When he came up with an idea for a web series seven years ago, along with his husband John Halbach, he thought it would be a great way to update their acting reels. Little did he know, it would be their ticket to Hollywood.

EastSiders is a dark comedy that follows the complicated lives of a gay couple living and working in East Los Angeles. The series has been hailed as groundbreaking for its unapologetic portrayal of gay sex, substance abuse, and HIV. 

“When we started the show, there was almost no LGBTQ representation out there,” Williamson said. "You’d get one show every five years, Queer as Folk, and then Looking, and then nothing. And we wanted to do something to kind of fill in the blank.”

After a stint on YouTube and other platforms, the show eventually caught the eye of Netflix executives. Now its fourth and final season has scored a lucrative spot on the streaming platform’s main page and has been translated into 30 languages.

“We’re getting messages in the last 24 hours from literally every country, including in some countries where it’s not even legal to be gay,” Williamson said.

One of the show’s top priorities was casting LGBTQ actors for both gay and straight roles.

"I actually play a straight character on the show which is something that did make me a little nervous as a gay man in the beginning,” Halbach said. “But, by most reports, for the most part, I pull it off."

According to a recent report by GLAAD, the nation’s largest LGBTQ media watchdog, 10.2 percent of regular network characters this season are LGBTG, up from from 8.8 percent last year, making the 2019-2020 season a record-breaking year for LGBTQ characters on broadcast TV. Cable and steaming services also saw an uptick in gay representation, with shows like FX’s Pose, Showtime’s The L Word: Generation Q and Netflix's The Politician.

"Eastsiders takes it to a whole new level,” Greg Hernandez, an entertainment blogger, told Spectrum News 1. "It’s not just a gay sidekick or a gay judge or a doctor who happens to be gay. These are really the inner-lives of queer characters.”

For Williamson, it was a chance to showcase his talents while, at the same time, normalizing gay relationships to a broader audience. 
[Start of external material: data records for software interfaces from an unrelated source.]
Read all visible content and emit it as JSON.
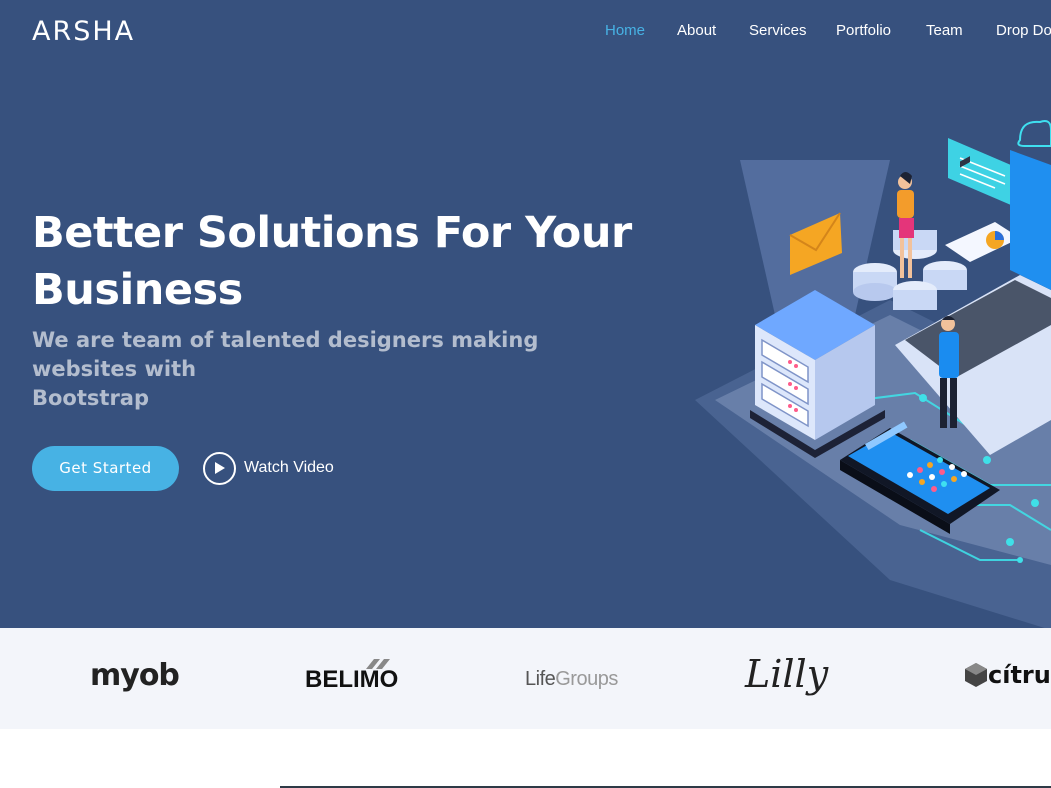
{
  "brand": {
    "logo": "ARSHA"
  },
  "nav": {
    "items": [
      {
        "label": "Home",
        "active": true
      },
      {
        "label": "About",
        "active": false
      },
      {
        "label": "Services",
        "active": false
      },
      {
        "label": "Portfolio",
        "active": false
      },
      {
        "label": "Team",
        "active": false
      },
      {
        "label": "Drop Do",
        "active": false
      }
    ]
  },
  "hero": {
    "title_line1": "Better Solutions For Your",
    "title_line2": "Business",
    "subtitle_line1": "We are team of talented designers making websites with",
    "subtitle_line2": "Bootstrap",
    "cta_label": "Get Started",
    "video_label": "Watch Video",
    "illustration_icon": "isometric-tech-illustration"
  },
  "clients": {
    "logos": [
      {
        "name": "myob"
      },
      {
        "name": "BELIMO"
      },
      {
        "name": "LifeGroups",
        "part1": "Life",
        "part2": "Groups"
      },
      {
        "name": "Lilly"
      },
      {
        "name": "citrus",
        "display": "cítrus"
      }
    ]
  },
  "colors": {
    "hero_bg": "#37517e",
    "accent": "#47b2e4",
    "clients_bg": "#f3f5fa"
  }
}
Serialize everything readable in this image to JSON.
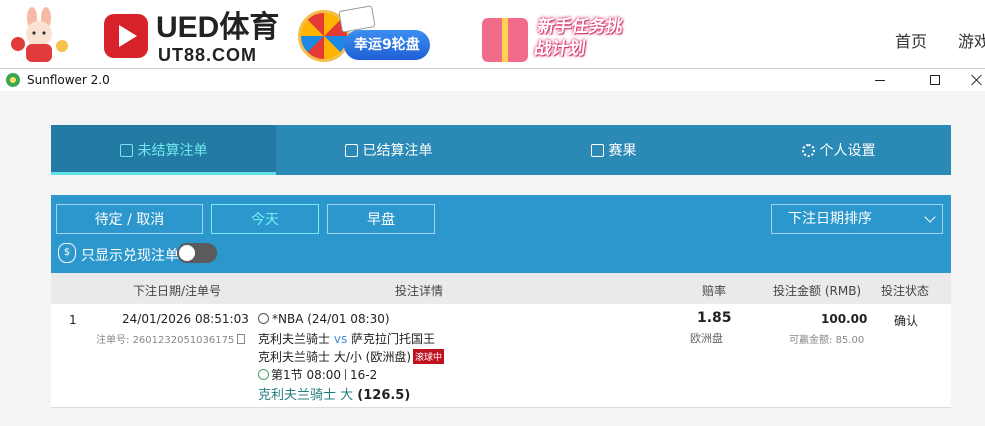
{
  "site_header": {
    "brand_name": "UED体育",
    "brand_url": "UT88.COM",
    "promo_wheel_label": "幸运9轮盘",
    "promo_task_label": "新手任务挑战计划",
    "nav": [
      "首页",
      "游戏"
    ]
  },
  "window": {
    "title": "Sunflower 2.0"
  },
  "main_tabs": [
    {
      "label": "未结算注单",
      "icon": "pending-bets-icon",
      "active": true
    },
    {
      "label": "已结算注单",
      "icon": "settled-bets-icon",
      "active": false
    },
    {
      "label": "赛果",
      "icon": "results-icon",
      "active": false
    },
    {
      "label": "个人设置",
      "icon": "gear-icon",
      "active": false
    }
  ],
  "filters": {
    "pending_cancel": "待定 / 取消",
    "today": "今天",
    "early": "早盘",
    "active": "今天",
    "sort": "下注日期排序",
    "cashout_only_label": "只显示兑现注单",
    "cashout_only_on": false
  },
  "table": {
    "headers": {
      "date_ref": "下注日期/注单号",
      "details": "投注详情",
      "odds": "赔率",
      "stake": "投注金额 (RMB)",
      "status": "投注状态"
    },
    "rows": [
      {
        "index": "1",
        "datetime": "24/01/2026 08:51:03",
        "ref_label": "注单号:",
        "ref_number": "2601232051036175",
        "league": "*NBA (24/01 08:30)",
        "home": "克利夫兰骑士",
        "vs": "vs",
        "away": "萨克拉门托国王",
        "market": "克利夫兰骑士 大/小 (欧洲盘)",
        "live_badge": "滚球中",
        "period": "第1节 08:00",
        "score": "16-2",
        "selection": "克利夫兰骑士 大",
        "line": "(126.5)",
        "odds": "1.85",
        "odds_type": "欧洲盘",
        "stake": "100.00",
        "winnable_label": "可赢金额:",
        "winnable": "85.00",
        "status": "确认"
      }
    ]
  },
  "colors": {
    "tab_bar": "#2a8ab5",
    "filter_bar": "#2b97cc",
    "active_accent": "#6fe8ec",
    "live_badge": "#c1121f",
    "brand_red": "#d8222a"
  }
}
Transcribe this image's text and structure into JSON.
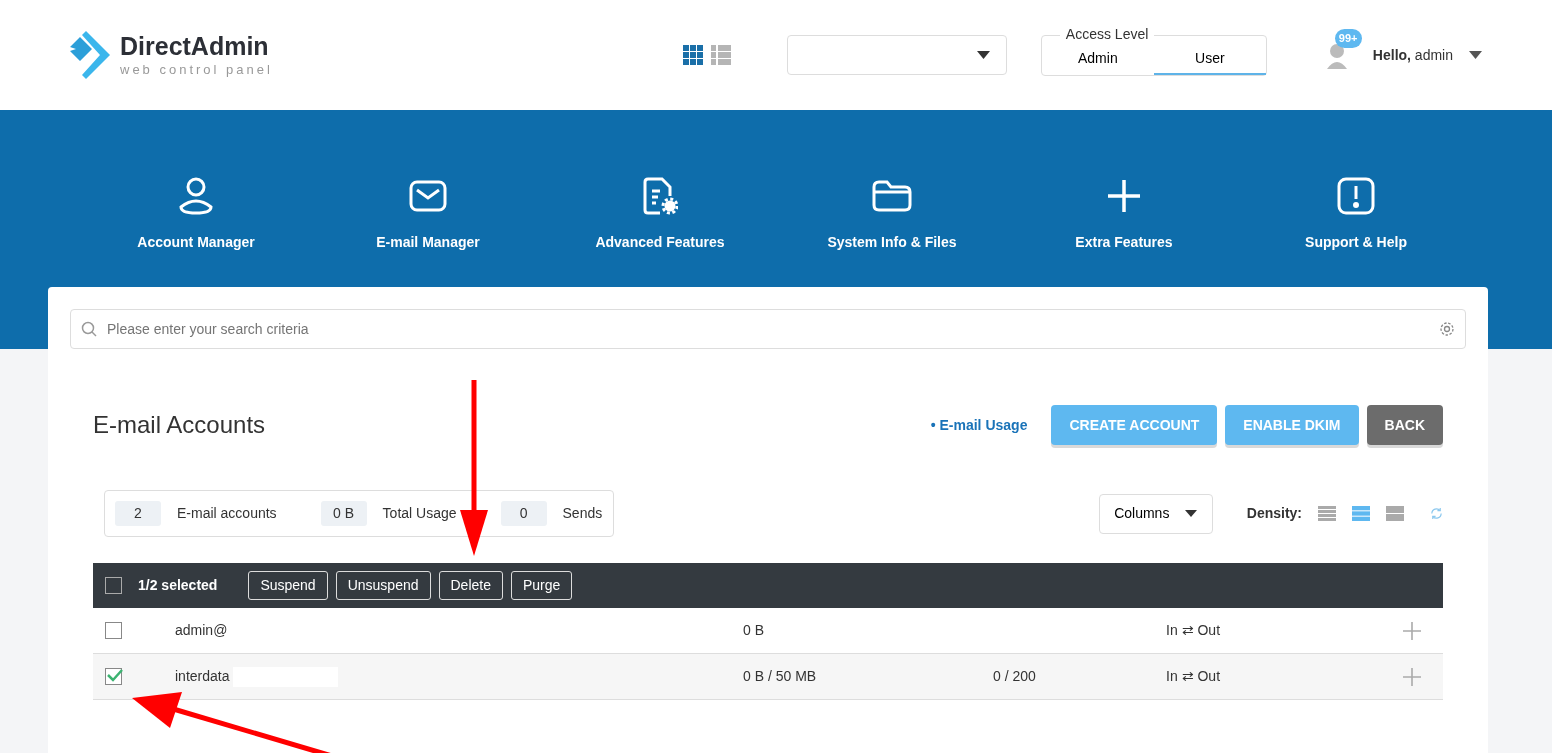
{
  "brand": {
    "name": "DirectAdmin",
    "tagline": "web control panel"
  },
  "header": {
    "views": [
      {
        "selected": true
      },
      {
        "selected": false
      }
    ],
    "access_level": {
      "legend": "Access Level",
      "tabs": [
        {
          "label": "Admin",
          "selected": false
        },
        {
          "label": "User",
          "selected": true
        }
      ]
    },
    "notifications": "99+",
    "greeting": "Hello,",
    "user": "admin"
  },
  "nav": [
    {
      "label": "Account Manager"
    },
    {
      "label": "E-mail Manager"
    },
    {
      "label": "Advanced Features"
    },
    {
      "label": "System Info & Files"
    },
    {
      "label": "Extra Features"
    },
    {
      "label": "Support & Help"
    }
  ],
  "search": {
    "placeholder": "Please enter your search criteria"
  },
  "page_title": "E-mail Accounts",
  "usage_link": "• E-mail Usage",
  "buttons": [
    {
      "label": "CREATE ACCOUNT",
      "kind": "primary"
    },
    {
      "label": "ENABLE DKIM",
      "kind": "primary"
    },
    {
      "label": "BACK",
      "kind": "secondary"
    }
  ],
  "stats": [
    {
      "value": "2",
      "label": "E-mail accounts"
    },
    {
      "value": "0 B",
      "label": "Total Usage"
    },
    {
      "value": "0",
      "label": "Sends"
    }
  ],
  "columns_button": "Columns",
  "density": {
    "label": "Density:",
    "options": [
      {
        "selected": false
      },
      {
        "selected": true
      },
      {
        "selected": false
      }
    ]
  },
  "bulk_bar": {
    "checked": false,
    "selected_count": "1/2 selected",
    "actions": [
      "Suspend",
      "Unsuspend",
      "Delete",
      "Purge"
    ]
  },
  "rows": [
    {
      "checked": false,
      "account": "admin@",
      "redacted": false,
      "usage": "0 B",
      "sends": "",
      "flow": "In ⇄ Out"
    },
    {
      "checked": true,
      "account": "interdata",
      "redacted": true,
      "usage": "0 B / 50 MB",
      "sends": "0 / 200",
      "flow": "In ⇄ Out"
    }
  ]
}
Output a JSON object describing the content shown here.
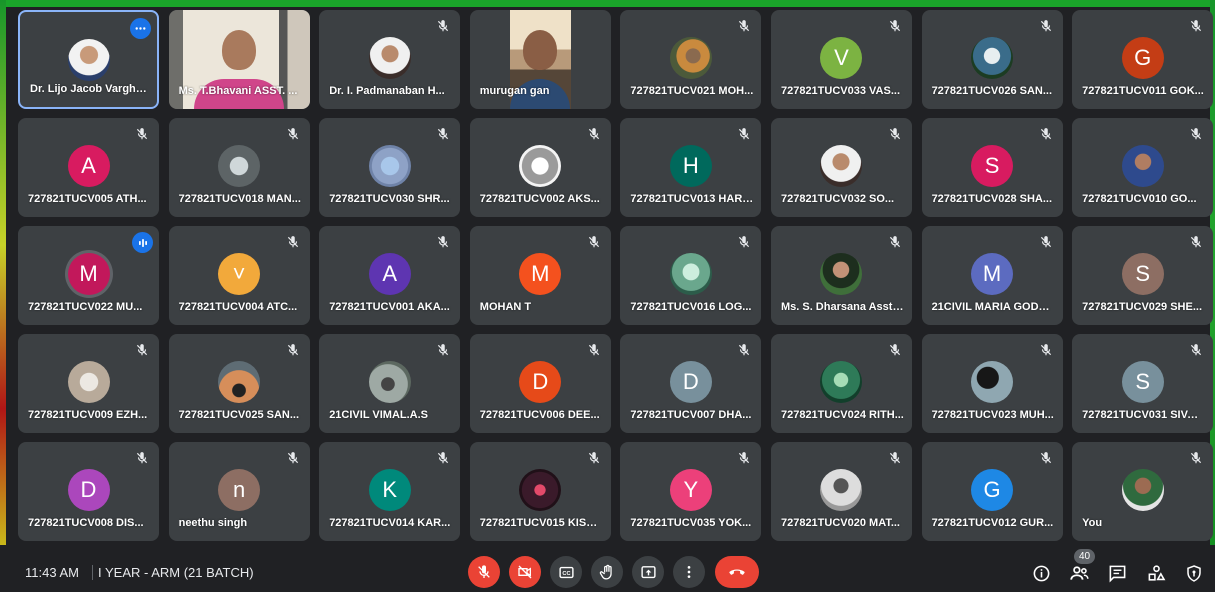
{
  "participants": [
    {
      "name": "Dr. Lijo Jacob Varghe...",
      "kind": "photo",
      "style": "p1",
      "badge": "more"
    },
    {
      "name": "Ms. T.Bhavani ASST. ...",
      "kind": "video",
      "style": "v1"
    },
    {
      "name": "Dr. I. Padmanaban H...",
      "kind": "photo",
      "style": "p7",
      "muted": true
    },
    {
      "name": "murugan gan",
      "kind": "video",
      "style": "v2"
    },
    {
      "name": "727821TUCV021 MOH...",
      "kind": "photo",
      "style": "p2",
      "muted": true
    },
    {
      "name": "727821TUCV033 VAS...",
      "kind": "initial",
      "initial": "V",
      "color": "#7cb342",
      "muted": true
    },
    {
      "name": "727821TUCV026 SAN...",
      "kind": "photo",
      "style": "p3",
      "muted": true
    },
    {
      "name": "727821TUCV011 GOK...",
      "kind": "initial",
      "initial": "G",
      "color": "#c43d15",
      "muted": true
    },
    {
      "name": "727821TUCV005 ATH...",
      "kind": "initial",
      "initial": "A",
      "color": "#d81b60",
      "muted": true
    },
    {
      "name": "727821TUCV018 MAN...",
      "kind": "photo",
      "style": "p4",
      "muted": true
    },
    {
      "name": "727821TUCV030 SHR...",
      "kind": "photo",
      "style": "p5",
      "muted": true
    },
    {
      "name": "727821TUCV002 AKS...",
      "kind": "photo",
      "style": "p6",
      "muted": true
    },
    {
      "name": "727821TUCV013 HARI...",
      "kind": "initial",
      "initial": "H",
      "color": "#00695c",
      "muted": true
    },
    {
      "name": "727821TUCV032 SO...",
      "kind": "photo",
      "style": "p7",
      "muted": true
    },
    {
      "name": "727821TUCV028 SHA...",
      "kind": "initial",
      "initial": "S",
      "color": "#d81b60",
      "muted": true
    },
    {
      "name": "727821TUCV010 GO...",
      "kind": "photo",
      "style": "p8",
      "muted": true
    },
    {
      "name": "727821TUCV022 MU...",
      "kind": "initial",
      "initial": "M",
      "color": "#c2185b",
      "badge": "speaking",
      "ring": true
    },
    {
      "name": "727821TUCV004 ATC...",
      "kind": "initial",
      "initial": "˅",
      "color": "#f2a93b",
      "muted": true
    },
    {
      "name": "727821TUCV001 AKA...",
      "kind": "initial",
      "initial": "A",
      "color": "#5e35b1",
      "muted": true
    },
    {
      "name": "MOHAN T",
      "kind": "initial",
      "initial": "M",
      "color": "#f4511e",
      "muted": true
    },
    {
      "name": "727821TUCV016 LOG...",
      "kind": "photo",
      "style": "p9",
      "muted": true
    },
    {
      "name": "Ms. S. Dharsana Asst ...",
      "kind": "photo",
      "style": "p10",
      "muted": true
    },
    {
      "name": "21CIVIL MARIA GODS...",
      "kind": "initial",
      "initial": "M",
      "color": "#5c6bc0",
      "muted": true
    },
    {
      "name": "727821TUCV029 SHE...",
      "kind": "initial",
      "initial": "S",
      "color": "#8d6e63",
      "muted": true
    },
    {
      "name": "727821TUCV009 EZH...",
      "kind": "photo",
      "style": "p11",
      "muted": true
    },
    {
      "name": "727821TUCV025 SAN...",
      "kind": "photo",
      "style": "p12",
      "muted": true
    },
    {
      "name": "21CIVIL VIMAL.A.S",
      "kind": "photo",
      "style": "p13",
      "muted": true
    },
    {
      "name": "727821TUCV006 DEE...",
      "kind": "initial",
      "initial": "D",
      "color": "#e64a19",
      "muted": true
    },
    {
      "name": "727821TUCV007 DHA...",
      "kind": "initial",
      "initial": "D",
      "color": "#78909c",
      "muted": true
    },
    {
      "name": "727821TUCV024 RITH...",
      "kind": "photo",
      "style": "p14",
      "muted": true
    },
    {
      "name": "727821TUCV023 MUH...",
      "kind": "photo",
      "style": "p15",
      "muted": true
    },
    {
      "name": "727821TUCV031 SIVA ...",
      "kind": "initial",
      "initial": "S",
      "color": "#78909c",
      "muted": true
    },
    {
      "name": "727821TUCV008 DIS...",
      "kind": "initial",
      "initial": "D",
      "color": "#ab47bc",
      "muted": true
    },
    {
      "name": "neethu singh",
      "kind": "initial",
      "initial": "n",
      "color": "#8d6e63",
      "muted": true
    },
    {
      "name": "727821TUCV014 KAR...",
      "kind": "initial",
      "initial": "K",
      "color": "#00897b",
      "muted": true
    },
    {
      "name": "727821TUCV015 KISH...",
      "kind": "photo",
      "style": "p16",
      "muted": true
    },
    {
      "name": "727821TUCV035 YOK...",
      "kind": "initial",
      "initial": "Y",
      "color": "#ec407a",
      "muted": true
    },
    {
      "name": "727821TUCV020 MAT...",
      "kind": "photo",
      "style": "p17",
      "muted": true
    },
    {
      "name": "727821TUCV012 GUR...",
      "kind": "initial",
      "initial": "G",
      "color": "#1e88e5",
      "muted": true
    },
    {
      "name": "You",
      "kind": "photo",
      "style": "p18",
      "muted": true
    }
  ],
  "bottom_bar": {
    "time": "11:43 AM",
    "meeting_title": "I YEAR - ARM (21 BATCH)",
    "participant_count": "40"
  },
  "controls": [
    "mic-off-icon",
    "camera-off-icon",
    "captions-icon",
    "raise-hand-icon",
    "present-icon",
    "more-options-icon",
    "end-call-icon"
  ],
  "right_icons": [
    "info-icon",
    "people-icon",
    "chat-icon",
    "activities-icon",
    "host-controls-icon"
  ],
  "colors": {
    "tile_bg": "#3c4043",
    "page_bg": "#202124",
    "accent_blue": "#1a73e8",
    "danger_red": "#ea4335"
  }
}
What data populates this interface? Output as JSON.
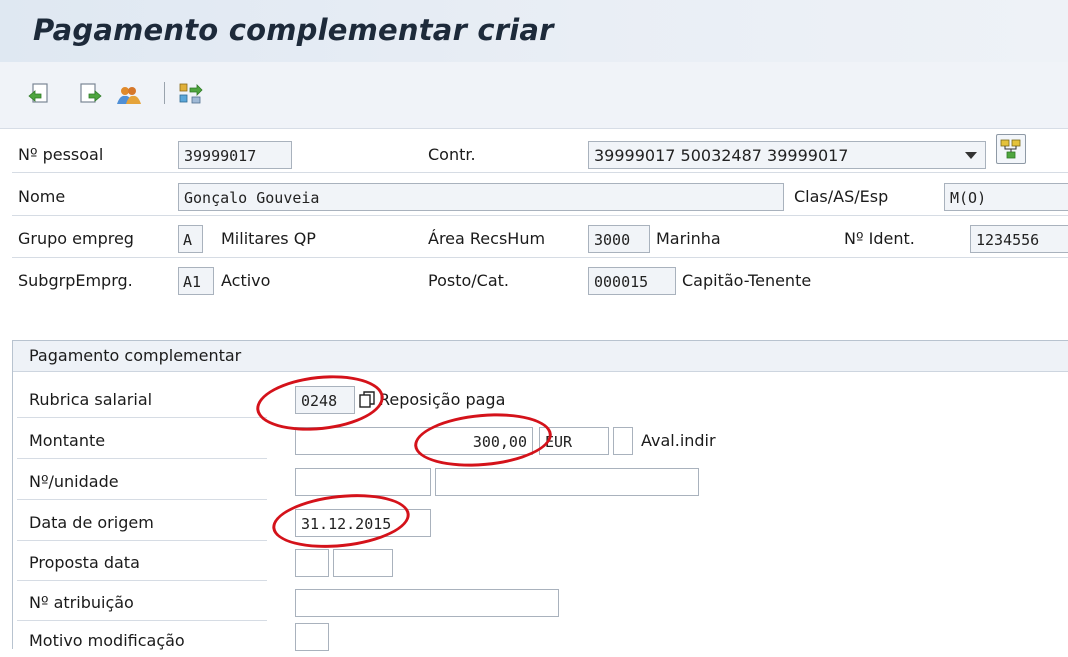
{
  "window": {
    "title": "Pagamento complementar criar"
  },
  "toolbar": {
    "icons": [
      "previous-icon",
      "next-icon",
      "overview-icon",
      "sort-icon"
    ]
  },
  "header": {
    "personnel_no": {
      "label": "Nº pessoal",
      "value": "39999017"
    },
    "contract": {
      "label": "Contr.",
      "value": "39999017 50032487 39999017"
    },
    "name": {
      "label": "Nome",
      "value": "Gonçalo Gouveia"
    },
    "class": {
      "label": "Clas/AS/Esp",
      "value": "M(O)"
    },
    "employee_group": {
      "label": "Grupo empreg",
      "code": "A",
      "text": "Militares QP"
    },
    "hr_area": {
      "label": "Área RecsHum",
      "code": "3000",
      "text": "Marinha"
    },
    "id_no": {
      "label": "Nº Ident.",
      "value": "1234556"
    },
    "employee_subgroup": {
      "label": "SubgrpEmprg.",
      "code": "A1",
      "text": "Activo"
    },
    "position": {
      "label": "Posto/Cat.",
      "code": "000015",
      "text": "Capitão-Tenente"
    }
  },
  "group": {
    "title": "Pagamento complementar",
    "wage_type": {
      "label": "Rubrica salarial",
      "value": "0248",
      "text": "Reposição paga"
    },
    "amount": {
      "label": "Montante",
      "value": "300,00",
      "currency": "EUR",
      "indirect_label": "Aval.indir"
    },
    "units": {
      "label": "Nº/unidade"
    },
    "origin_date": {
      "label": "Data de origem",
      "value": "31.12.2015"
    },
    "proposal_date": {
      "label": "Proposta data"
    },
    "assignment_no": {
      "label": "Nº atribuição"
    },
    "change_reason": {
      "label": "Motivo modificação"
    }
  },
  "colors": {
    "annotation": "#d4121a",
    "title_bar": "#dfe8f2"
  }
}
"We need all kinds of different stories going at once,” he said. "Not just stories about perfect husbands next door with 2.5 kids and a white picket fence, but also stories about flawed messy complicated people who are allowed to completely screw up their lives and relationships just like straight characters are."